LiNQ welcomes submissions of academic and creative works including fiction, creative nonfiction, papers for peer review, and poems.
Call for Submissions LiNQ Volume 43 2016
Place, Past, Perspective
Perspective, in the context of time or place, is one of the primary orienting tools of narrative. In life and story, new or different perspectives can reveal hitherto hidden aspects of realty, and differences in perspective lead to misunderstanding or conflict. In literature ranging from the English poet William Blake’s Songs of Innocence and of Experience to the Australian novelist’s Christos Tsiolkas’s The Slap, readers are exposed to the possibilities and problems that emerge from differences of perspective. In the very act of reading and writing, readers and authors alike are forced to confront the points of contact between their own perspective and those of others.
Gendered approaches to narrative emerging first from feminist studies and then from queer theory were perhaps the first areas of literary study to foreground differences in perspective, shaping embodied experiences of place and history. Since these, a multiplicity of perspectives on place and past have abounded. In colonial, postcolonial, and postmodern contexts, multiple perspectives within a single text can foreground competing spatial or historical understandings. Ecological perspectives can highlight the ways in which idealistic pastoral narratives of place and past sometimes elide anti-pastoral realities of possession, occupation, and exploitation. Posthuman perspectives can foreground other approaches to place and past, at a time when the individual subject seems less relevant than large-scale, networked systems.
The Place, Past, Perspective Special Issue of LiNQ (Literature in North Queensland), a 45 year old literary journal produced by James Cook University, invites explorations of the role of perspective to spatiality/geography/ place, and/or time/past/history. We call for academic articles that focus on literature and narrative that could address but are not limited to,
- The role of historical fiction in changing perspectives about place and past
- How fiction can bring to light silenced or little-heard narratives and perspectives
- Possible tensions between environmental, human, animal and technological perspectives
- The ways literature can draw attention to, or blur, the boundaries between places, humans, animals and technology
- The impact of technology on understanding a sense of place and history
- Misunderstandings, particularly relating to place or past, that arise from cultural or gendered difference
- The role of depictions of the future in offering perspectives on the present and past
- How memories, documents from the past, narratives, imagination and/or technology can inform place
- How concepts of the cyborg and artificial intelligence offer alternative perspectives
- The function of narrative strategies for representing consciousness, including multiple and/or non-human perspectives
We also call for creative work, including creative nonfiction, fiction and poetry, which responds to these concepts.
Instructions for Authors

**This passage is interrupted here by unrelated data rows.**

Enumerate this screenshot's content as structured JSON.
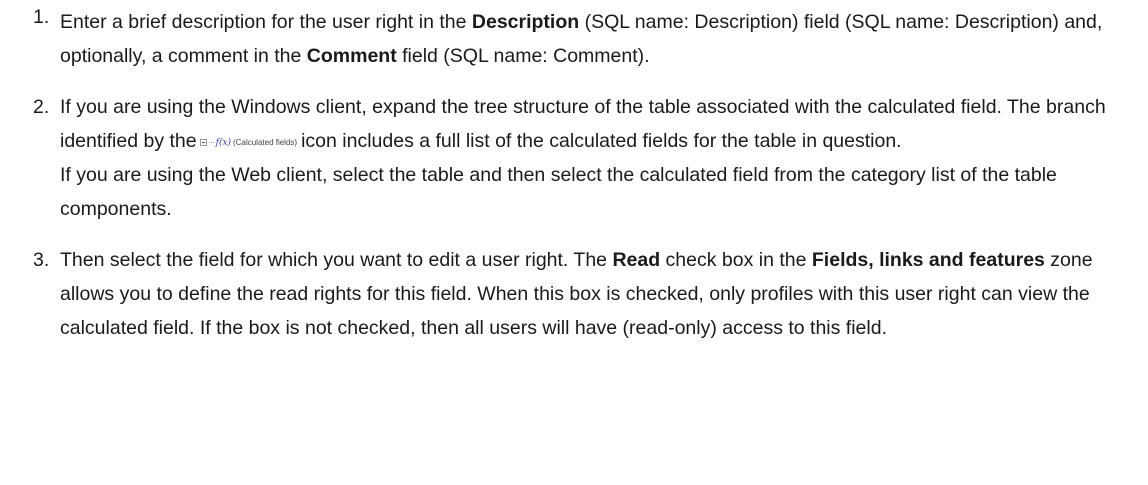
{
  "steps": [
    {
      "number": "1.",
      "parts": {
        "p1": "Enter a brief description for the user right in the ",
        "b1": "Description",
        "p2": " (SQL name: Description) field (SQL name: Description) and, optionally, a comment in the ",
        "b2": "Comment",
        "p3": " field (SQL name: Comment)."
      }
    },
    {
      "number": "2.",
      "parts": {
        "p1": "If you are using the Windows client, expand the tree structure of the table associated with the calculated field. The branch identified by the",
        "icon_caption": "(Calculated fields)",
        "p2": "icon includes a full list of the calculated fields for the table in question.",
        "p3": "If you are using the Web client, select the table and then select the calculated field from the category list of the table components."
      }
    },
    {
      "number": "3.",
      "parts": {
        "p1": "Then select the field for which you want to edit a user right. The ",
        "b1": "Read",
        "p2": " check box in the ",
        "b2": "Fields, links and features",
        "p3": " zone allows you to define the read rights for this field. When this box is checked, only profiles with this user right can view the calculated field. If the box is not checked, then all users will have (read-only) access to this field."
      }
    }
  ],
  "icons": {
    "calculated_fields_icon": "calculated-fields-tree-icon",
    "fx_glyph": "f(x)"
  }
}
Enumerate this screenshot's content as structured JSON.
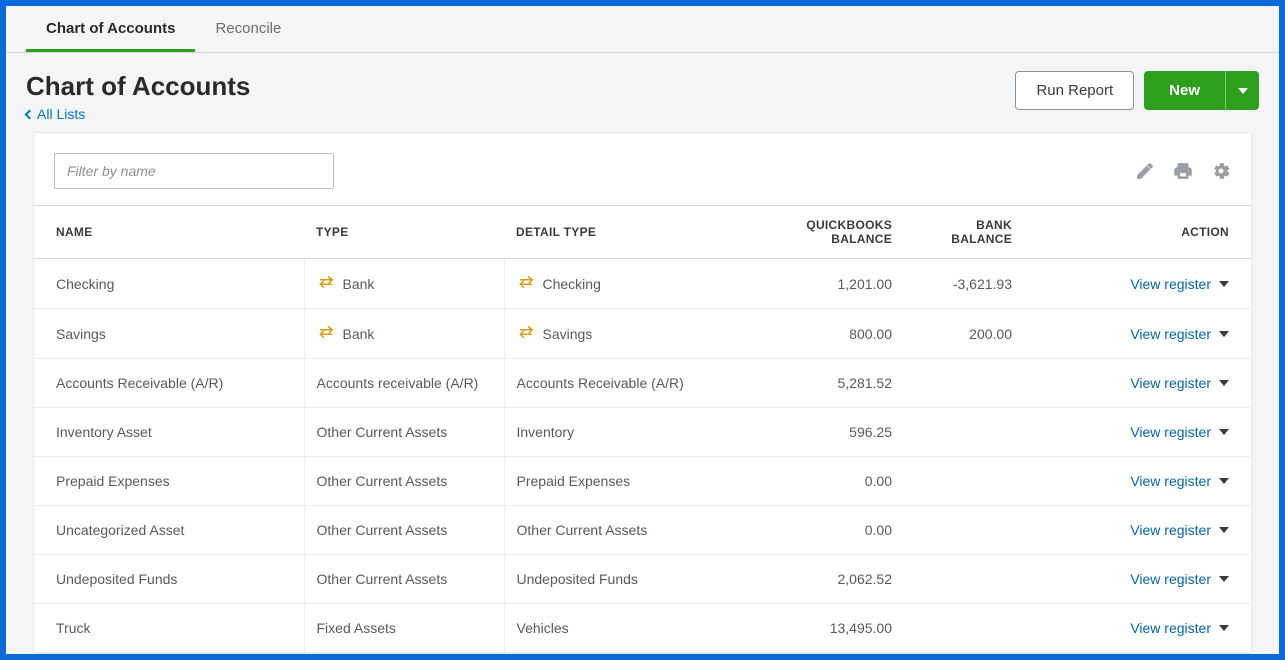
{
  "tabs": [
    {
      "label": "Chart of Accounts",
      "active": true
    },
    {
      "label": "Reconcile",
      "active": false
    }
  ],
  "page": {
    "title": "Chart of Accounts",
    "breadcrumb": "All Lists",
    "run_report": "Run Report",
    "new": "New"
  },
  "filter": {
    "placeholder": "Filter by name"
  },
  "columns": {
    "name": "NAME",
    "type": "TYPE",
    "detail": "DETAIL TYPE",
    "qb_balance": "QUICKBOOKS BALANCE",
    "bank_balance": "BANK BALANCE",
    "action": "ACTION"
  },
  "action_label": "View register",
  "rows": [
    {
      "name": "Checking",
      "type": "Bank",
      "detail": "Checking",
      "qb": "1,201.00",
      "bank": "-3,621.93",
      "has_icon": true
    },
    {
      "name": "Savings",
      "type": "Bank",
      "detail": "Savings",
      "qb": "800.00",
      "bank": "200.00",
      "has_icon": true
    },
    {
      "name": "Accounts Receivable (A/R)",
      "type": "Accounts receivable (A/R)",
      "detail": "Accounts Receivable (A/R)",
      "qb": "5,281.52",
      "bank": "",
      "has_icon": false
    },
    {
      "name": "Inventory Asset",
      "type": "Other Current Assets",
      "detail": "Inventory",
      "qb": "596.25",
      "bank": "",
      "has_icon": false
    },
    {
      "name": "Prepaid Expenses",
      "type": "Other Current Assets",
      "detail": "Prepaid Expenses",
      "qb": "0.00",
      "bank": "",
      "has_icon": false
    },
    {
      "name": "Uncategorized Asset",
      "type": "Other Current Assets",
      "detail": "Other Current Assets",
      "qb": "0.00",
      "bank": "",
      "has_icon": false
    },
    {
      "name": "Undeposited Funds",
      "type": "Other Current Assets",
      "detail": "Undeposited Funds",
      "qb": "2,062.52",
      "bank": "",
      "has_icon": false
    },
    {
      "name": "Truck",
      "type": "Fixed Assets",
      "detail": "Vehicles",
      "qb": "13,495.00",
      "bank": "",
      "has_icon": false
    }
  ]
}
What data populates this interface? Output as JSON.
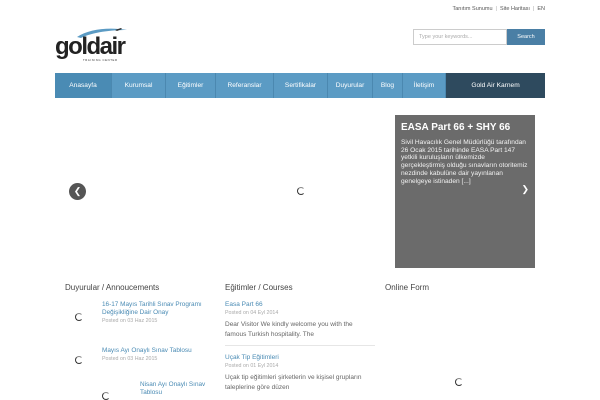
{
  "toplinks": [
    "Tanıtım Sunumu",
    "Site Haritası",
    "EN"
  ],
  "logo": {
    "word_gold": "gold",
    "word_air": "air",
    "subtitle": "TRAINING CENTER"
  },
  "search": {
    "placeholder": "Type your keywords...",
    "button": "Search"
  },
  "nav": [
    "Anasayfa",
    "Kurumsal",
    "Eğitimler",
    "Referanslar",
    "Sertifikalar",
    "Duyurular",
    "Blog",
    "İletişim",
    "Gold Air Karnem"
  ],
  "slider": {
    "caption_title": "EASA Part 66 + SHY 66",
    "caption_text": "Sivil Havacılık Genel Müdürlüğü tarafından 26 Ocak 2015 tarihinde EASA Part 147 yetkili kuruluşların ülkemizde gerçekleştirmiş olduğu sınavların otoritemiz nezdinde kabulüne dair yayınlanan genelgeye istinaden [...]"
  },
  "columns": {
    "announcements": {
      "title": "Duyurular / Annoucements",
      "items": [
        {
          "title": "16-17 Mayıs Tarihli Sınav Programı Değişikliğine Dair Onay",
          "date": "Posted on 03 Haz 2015"
        },
        {
          "title": "Mayıs Ayı Onaylı Sınav Tablosu",
          "date": "Posted on 03 Haz 2015"
        },
        {
          "title": "Nisan Ayı Onaylı Sınav Tablosu",
          "date": ""
        }
      ]
    },
    "courses": {
      "title": "Eğitimler / Courses",
      "items": [
        {
          "title": "Easa Part 66",
          "date": "Posted on 04 Eyl 2014",
          "excerpt": "Dear Visitor We kindly welcome you with the famous Turkish hospitality. The"
        },
        {
          "title": "Uçak Tip Eğitimleri",
          "date": "Posted on 01 Eyl 2014",
          "excerpt": "Uçak tip eğitimleri şirketlerin ve kişisel grupların taleplerine göre düzen"
        }
      ]
    },
    "online_form": {
      "title": "Online Form"
    }
  }
}
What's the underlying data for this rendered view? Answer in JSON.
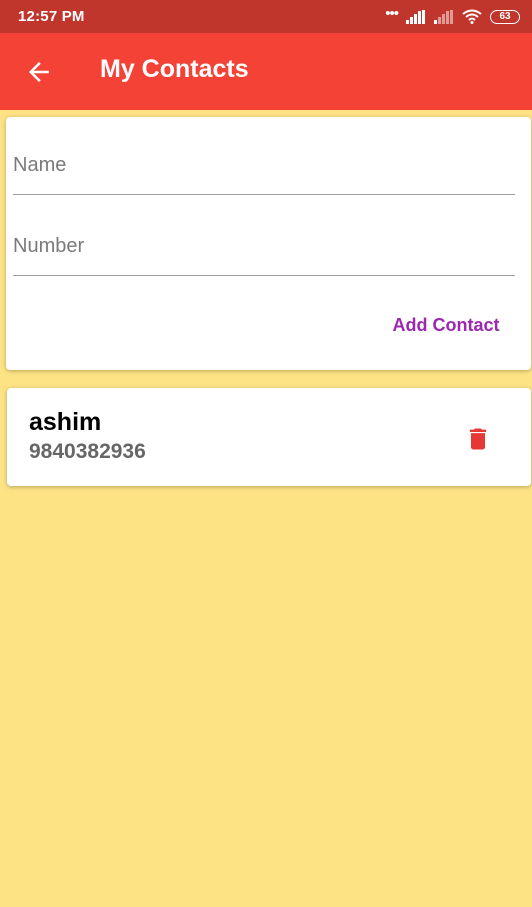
{
  "status_bar": {
    "time": "12:57 PM",
    "battery": "63"
  },
  "app_bar": {
    "title": "My Contacts",
    "back_icon": "arrow-back-icon"
  },
  "form": {
    "name_placeholder": "Name",
    "name_value": "",
    "number_placeholder": "Number",
    "number_value": "",
    "add_label": "Add Contact"
  },
  "contacts": [
    {
      "name": "ashim",
      "number": "9840382936",
      "delete_icon": "trash-icon"
    }
  ],
  "colors": {
    "status_bar": "#c1362c",
    "app_bar": "#f44336",
    "background": "#fde384",
    "accent": "#9c27b0",
    "delete": "#e53935"
  }
}
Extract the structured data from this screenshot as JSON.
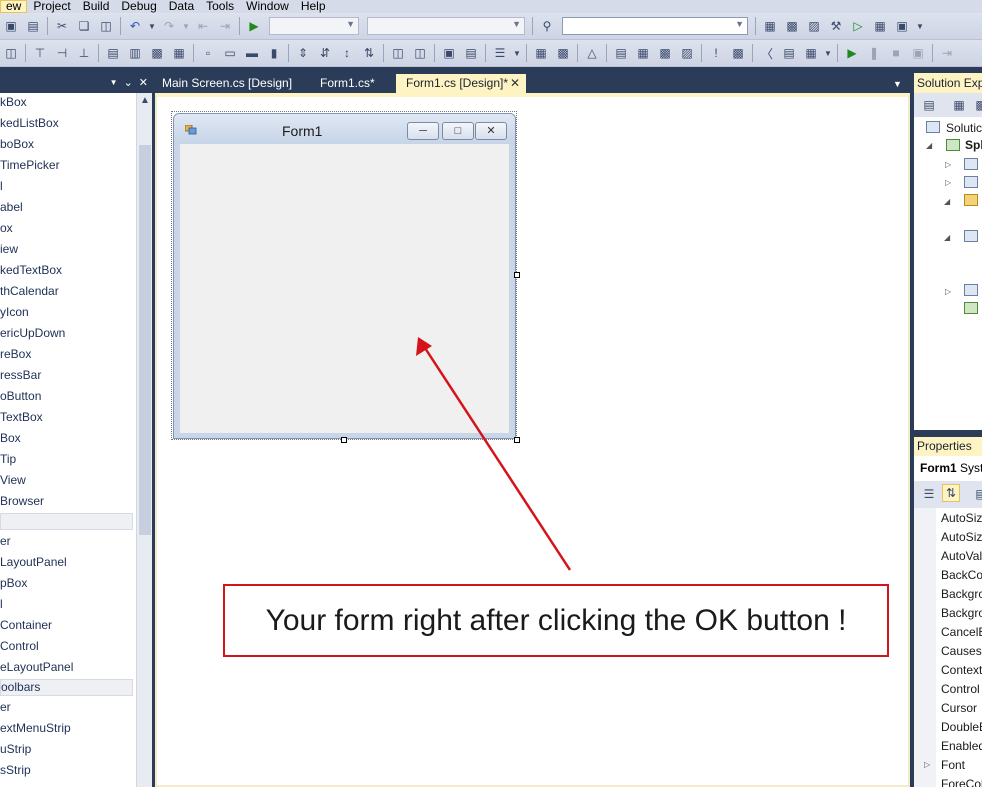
{
  "menubar": {
    "items": [
      "ew",
      "Project",
      "Build",
      "Debug",
      "Data",
      "Tools",
      "Window",
      "Help"
    ],
    "active_index": 0
  },
  "toolbox": {
    "items": [
      "kBox",
      "kedListBox",
      "boBox",
      "TimePicker",
      "l",
      "abel",
      "ox",
      "iew",
      "kedTextBox",
      "thCalendar",
      "yIcon",
      "ericUpDown",
      "reBox",
      "ressBar",
      "oButton",
      "TextBox",
      "Box",
      "Tip",
      "View",
      "Browser"
    ],
    "items2": [
      "er",
      "LayoutPanel",
      "pBox",
      "l",
      "Container",
      "Control",
      "eLayoutPanel"
    ],
    "group_toolbars": "oolbars",
    "items3": [
      "er",
      "extMenuStrip",
      "uStrip",
      "sStrip"
    ]
  },
  "tabs": [
    {
      "label": "Main Screen.cs [Design]",
      "active": false
    },
    {
      "label": "Form1.cs*",
      "active": false
    },
    {
      "label": "Form1.cs [Design]*",
      "active": true
    }
  ],
  "form1": {
    "title": "Form1"
  },
  "annotation": {
    "text": "Your form right after clicking the OK button !",
    "color": "#d4141b"
  },
  "solution_explorer": {
    "title": "Solution Exp",
    "solution_label": "Solutic",
    "project_label": "Spl"
  },
  "properties": {
    "title": "Properties",
    "object_name": "Form1",
    "object_type": "Syst",
    "rows": [
      "AutoSiz",
      "AutoSiz",
      "AutoVal",
      "BackCo",
      "Backgro",
      "Backgro",
      "CancelE",
      "CausesV",
      "Context",
      "Control",
      "Cursor",
      "DoubleE",
      "Enabled",
      "Font",
      "ForeCol"
    ]
  }
}
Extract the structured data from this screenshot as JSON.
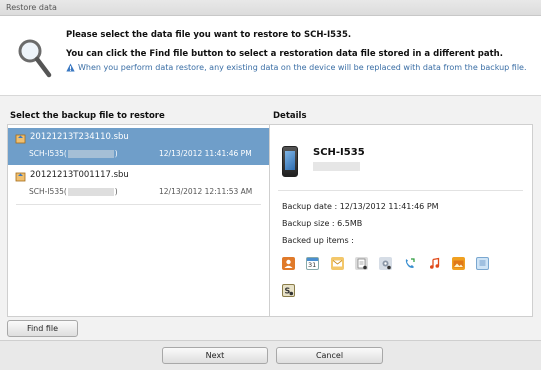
{
  "window": {
    "title": "Restore data"
  },
  "header": {
    "line1": "Please select the data file you want to restore to SCH-I535.",
    "line2": "You can click the Find file button to select a restoration data file stored in a different path.",
    "warning": "When you perform data restore, any existing data on the device will be replaced with data from the backup file."
  },
  "left": {
    "heading": "Select the backup file to restore",
    "files": [
      {
        "name": "20121213T234110.sbu",
        "device_prefix": "SCH-I535(",
        "device_suffix": ")",
        "date": "12/13/2012 11:41:46 PM",
        "selected": true
      },
      {
        "name": "20121213T001117.sbu",
        "device_prefix": "SCH-I535(",
        "device_suffix": ")",
        "date": "12/13/2012 12:11:53 AM",
        "selected": false
      }
    ]
  },
  "details": {
    "heading": "Details",
    "device_name": "SCH-I535",
    "backup_date": "Backup date : 12/13/2012 11:41:46 PM",
    "backup_size": "Backup size : 6.5MB",
    "backed_up_items": "Backed up items :",
    "item_icons": [
      "contacts-icon",
      "calendar-icon",
      "messages-icon",
      "memo-icon",
      "settings-icon",
      "call-log-icon",
      "music-icon",
      "photos-icon",
      "documents-icon",
      "apps-icon"
    ],
    "calendar_day": "31"
  },
  "buttons": {
    "find_file": "Find file",
    "next": "Next",
    "cancel": "Cancel"
  },
  "colors": {
    "selection": "#6f9ec9",
    "warning_text": "#3a6ea5"
  }
}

Submissions should be no longer than 6000 words. Include a brief abstract of the article (no more than 75 words) and a 50-word biographical note. Book reviews of no longer than 1000 words are also welcome. We particularly welcome submissions from postgraduates and early career researchers.
Follow MLA citation style and format. All contributions should be submitted as a Microsoft Word file, double-spaced 12pt font. All images used must be with permission only.
Suitable papers will be double-blind peer reviewed.
Hard-copy submissions are not accepted and will not be returned. Send e-mail submissions to firstname.lastname@example.org
Academic submissions close September 1 2016 and creative submissions October 30 2016.